4. Present the predictions and options to the decision-makers.
Till 1994, EIA clearance was the administrative requirement for big projects undertaken by the Government or public sector undertakings. The Notification mandates a public hearing, with further review by a committee of experts in certain cases. According to Schedule II of the notification, the EIA is expected to cover at least the following matters:
1. Description of the proposed activities;
2. Description of the base environmental and climatic conditions and potential affected environment including specific information necessary to identify and assess the environmental effect of the proposed activities;
3. Analysis of the land use and land use change, waste generation, water consumption (and the existing balance), power consumption etc. alongwith the social and health impacts (in terms of number of people displayed etc.);
4. Description of the practical activities as appropriate;
5. An assessment of the likely or potential environmental impacts of the proposed activity (like air pollution, noise generation) and the alternatives, including the direct or indirect, cumulative, short-term and long-term effects;
6. A risk assessment report and disaster management plan to mitigate adverse environmental impacts of proposed activity and assessment of those measures;
7. An indication of the likely area to be affected by the proposed activity or its alternatives; and

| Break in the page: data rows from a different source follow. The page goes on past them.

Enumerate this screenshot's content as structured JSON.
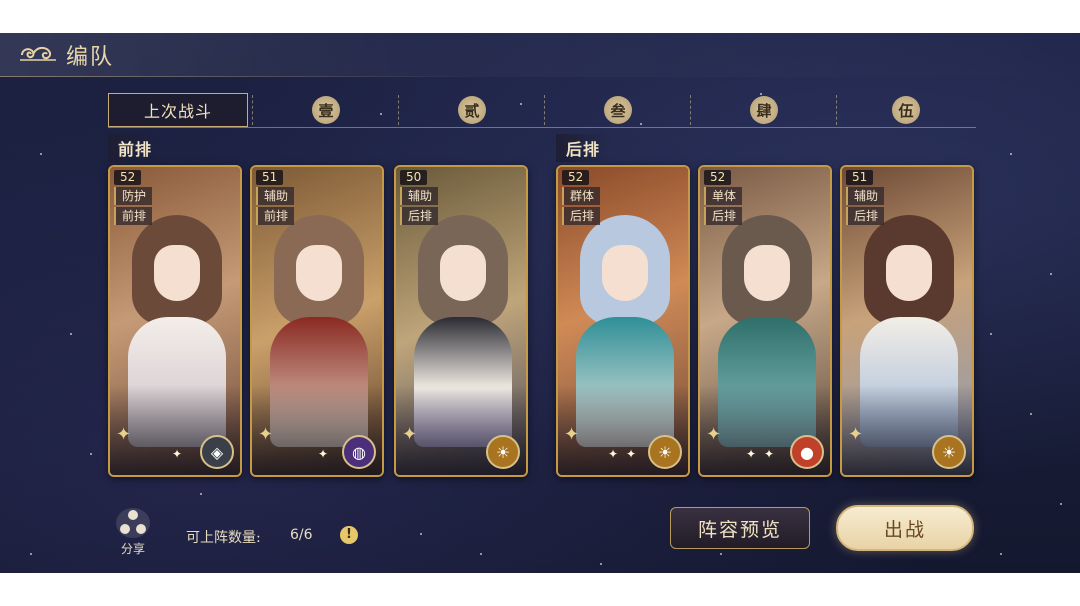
{
  "header": {
    "title": "编队"
  },
  "tabs": [
    {
      "label": "上次战斗",
      "active": true
    },
    {
      "label": "壹"
    },
    {
      "label": "贰"
    },
    {
      "label": "叁"
    },
    {
      "label": "肆"
    },
    {
      "label": "伍"
    }
  ],
  "rows": {
    "front": "前排",
    "back": "后排"
  },
  "cards": [
    {
      "level": "52",
      "tag1": "防护",
      "tag2": "前排",
      "element_icon": "compass-icon",
      "element_color": "#3a3f4a"
    },
    {
      "level": "51",
      "tag1": "辅助",
      "tag2": "前排",
      "element_icon": "planet-icon",
      "element_color": "#4b2f7a"
    },
    {
      "level": "50",
      "tag1": "辅助",
      "tag2": "后排",
      "element_icon": "sun-icon",
      "element_color": "#a8741f"
    },
    {
      "level": "52",
      "tag1": "群体",
      "tag2": "后排",
      "element_icon": "sun-icon",
      "element_color": "#a8741f"
    },
    {
      "level": "52",
      "tag1": "单体",
      "tag2": "后排",
      "element_icon": "fire-orb-icon",
      "element_color": "#c0402a"
    },
    {
      "level": "51",
      "tag1": "辅助",
      "tag2": "后排",
      "element_icon": "sun-icon",
      "element_color": "#a8741f"
    }
  ],
  "bottom": {
    "share_label": "分享",
    "deploy_label": "可上阵数量:",
    "deploy_count": "6/6",
    "info_icon": "!",
    "preview_button": "阵容预览",
    "fight_button": "出战"
  },
  "colors": {
    "accent_gold": "#c69a45",
    "background": "#1a1f3d"
  }
}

8. A detailed environmental feasibility report of all the information provided.